◆ Task description: Could every entry be set down once more, exactly as given?

══ Given entries ══

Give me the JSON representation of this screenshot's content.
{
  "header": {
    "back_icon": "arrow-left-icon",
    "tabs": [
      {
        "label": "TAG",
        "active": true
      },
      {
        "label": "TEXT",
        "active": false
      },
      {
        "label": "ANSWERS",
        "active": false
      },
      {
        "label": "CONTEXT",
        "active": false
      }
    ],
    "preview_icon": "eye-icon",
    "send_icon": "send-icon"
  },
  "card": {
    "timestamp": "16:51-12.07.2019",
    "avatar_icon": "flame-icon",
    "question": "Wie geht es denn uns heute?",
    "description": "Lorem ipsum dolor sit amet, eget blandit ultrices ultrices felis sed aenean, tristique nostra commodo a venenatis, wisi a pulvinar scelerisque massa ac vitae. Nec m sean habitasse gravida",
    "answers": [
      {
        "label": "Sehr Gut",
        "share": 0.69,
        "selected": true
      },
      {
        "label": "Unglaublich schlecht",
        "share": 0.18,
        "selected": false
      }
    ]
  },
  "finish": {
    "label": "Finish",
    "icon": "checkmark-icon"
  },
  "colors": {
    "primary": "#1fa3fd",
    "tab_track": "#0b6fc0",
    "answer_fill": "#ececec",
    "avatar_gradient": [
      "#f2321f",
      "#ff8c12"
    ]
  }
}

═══

◆ Output of the exercise:
Give me the JSON representation of this screenshot's content.
{
  "header": {
    "back_icon": "arrow-left-icon",
    "tabs": [
      {
        "label": "TAG",
        "active": true
      },
      {
        "label": "TEXT",
        "active": false
      },
      {
        "label": "ANSWERS",
        "active": false
      },
      {
        "label": "CONTEXT",
        "active": false
      }
    ],
    "preview_icon": "eye-icon",
    "send_icon": "send-icon"
  },
  "card": {
    "timestamp": "16:51-12.07.2019",
    "avatar_icon": "flame-icon",
    "question": "Wie geht es denn uns heute?",
    "description": "Lorem ipsum dolor sit amet, eget blandit ultrices ultrices felis sed aenean, tristique nostra commodo a venenatis, wisi a pulvinar scelerisque massa ac vitae. Nec m sean habitasse gravida",
    "answers": [
      {
        "label": "Sehr Gut",
        "share": 0.69,
        "selected": true
      },
      {
        "label": "Unglaublich schlecht",
        "share": 0.18,
        "selected": false
      }
    ]
  },
  "finish": {
    "label": "Finish",
    "icon": "checkmark-icon"
  },
  "colors": {
    "primary": "#1fa3fd",
    "tab_track": "#0b6fc0",
    "answer_fill": "#ececec",
    "avatar_gradient": [
      "#f2321f",
      "#ff8c12"
    ]
  }
}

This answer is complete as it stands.